That said, I also consider this entire debacle a massive failure for the credentials and effectiveness of Governor Dannel Malloy. Yes, we have a budget deficit. Yes we have 9.1% unemployment. But balancing the budget doesn’t create jobs: job creation balances the budget. Dan is in serious danger of failing Econ 101 as his first major act as Governor. “See Me After Class” stickie, free of charge. But job creation is hard, and manipulating budget items is easier, so Dan took the easier route (not to mention one in line with the “powers” of the Governor’s office). What that means to me is that any economic turnaround will be coincidental with his budget balancing act, not a result of it.

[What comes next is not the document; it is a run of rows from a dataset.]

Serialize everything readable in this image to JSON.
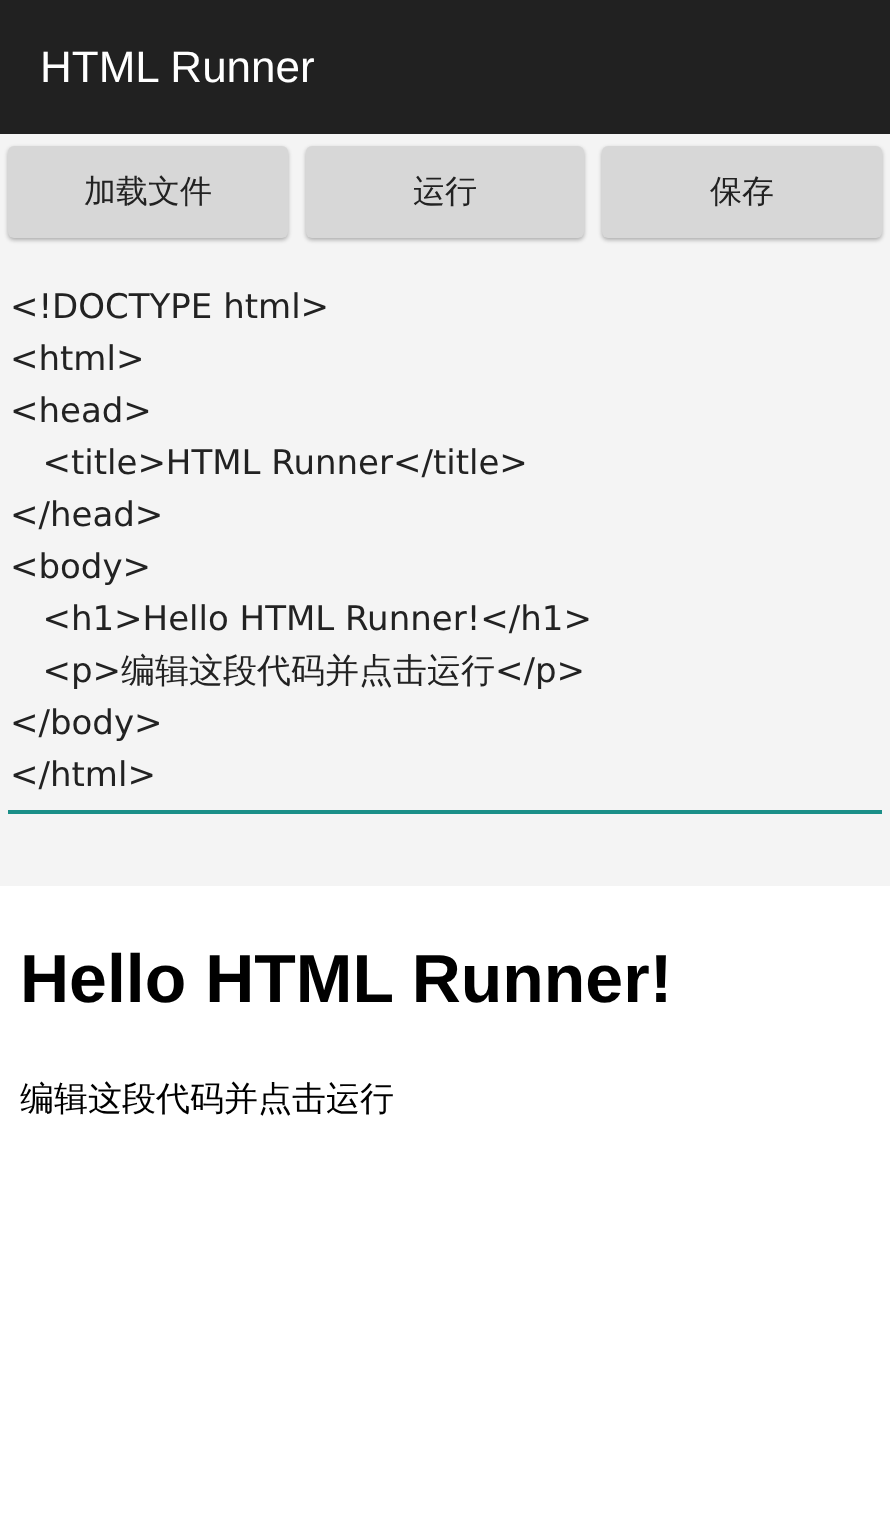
{
  "app_bar": {
    "title": "HTML Runner"
  },
  "buttons": [
    "加载文件",
    "运行",
    "保存"
  ],
  "editor": {
    "value": "<!DOCTYPE html>\n<html>\n<head>\n   <title>HTML Runner</title>\n</head>\n<body>\n   <h1>Hello HTML Runner!</h1>\n   <p>编辑这段代码并点击运行</p>\n</body>\n</html>"
  },
  "preview": {
    "heading": "Hello HTML Runner!",
    "paragraph": "编辑这段代码并点击运行"
  }
}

But the SEBAC 2011 vote was not about the finer points of economic policy, a revote on the 2010 Governor’s race, ObamaScare, Sustinet boogeymen, or “sending a message”. It was a ratification vote on a concession package. I think that message got lost in the month between the announcement of the deal and the actual voting. Add in the week-long delay between early and late voting unions (AKA Operation ClusterFuck), and it was a perfect storm of “how to miss the forest for the trees”.
Now… I fully expect the “no” voters to get out there and storm the LOB with their ideas that are going to solve the mess they created… or, will they sit on their entitled asses and bitch? Wanna piece of that action?!?! It is looking like the “no” votes were made with no concept of an alternative, but a strong sense of “status quo” and a desire to keep it. Sure, some people felt that they were burdened more than others. But another thing lost in the discussion is that both the retirement age bump in 2022, and the health care revamp, came with options. Want to keep your current retirement age past 2022? Pay a max of 0.78% between now and your retirement. Want out of the health maintenance plan? Pay $100/month and one annual deductible. That health care deal is, FWIW, something that most of the private sector employees would jump through a burning wall to get.
[THIS JUST IN: SEBAC has tabled their vote to accept the results of the voting on the SEBAC 2011 tentative agreement. “After reporting on their union’s balloting, a motion was taken for coalition leaders to cast a final official vote to accept or reject the agreement. A second motion was then raised to table the vote for 30 days, which was passed by consent.” Sweet Christ On A Crutch… what next?]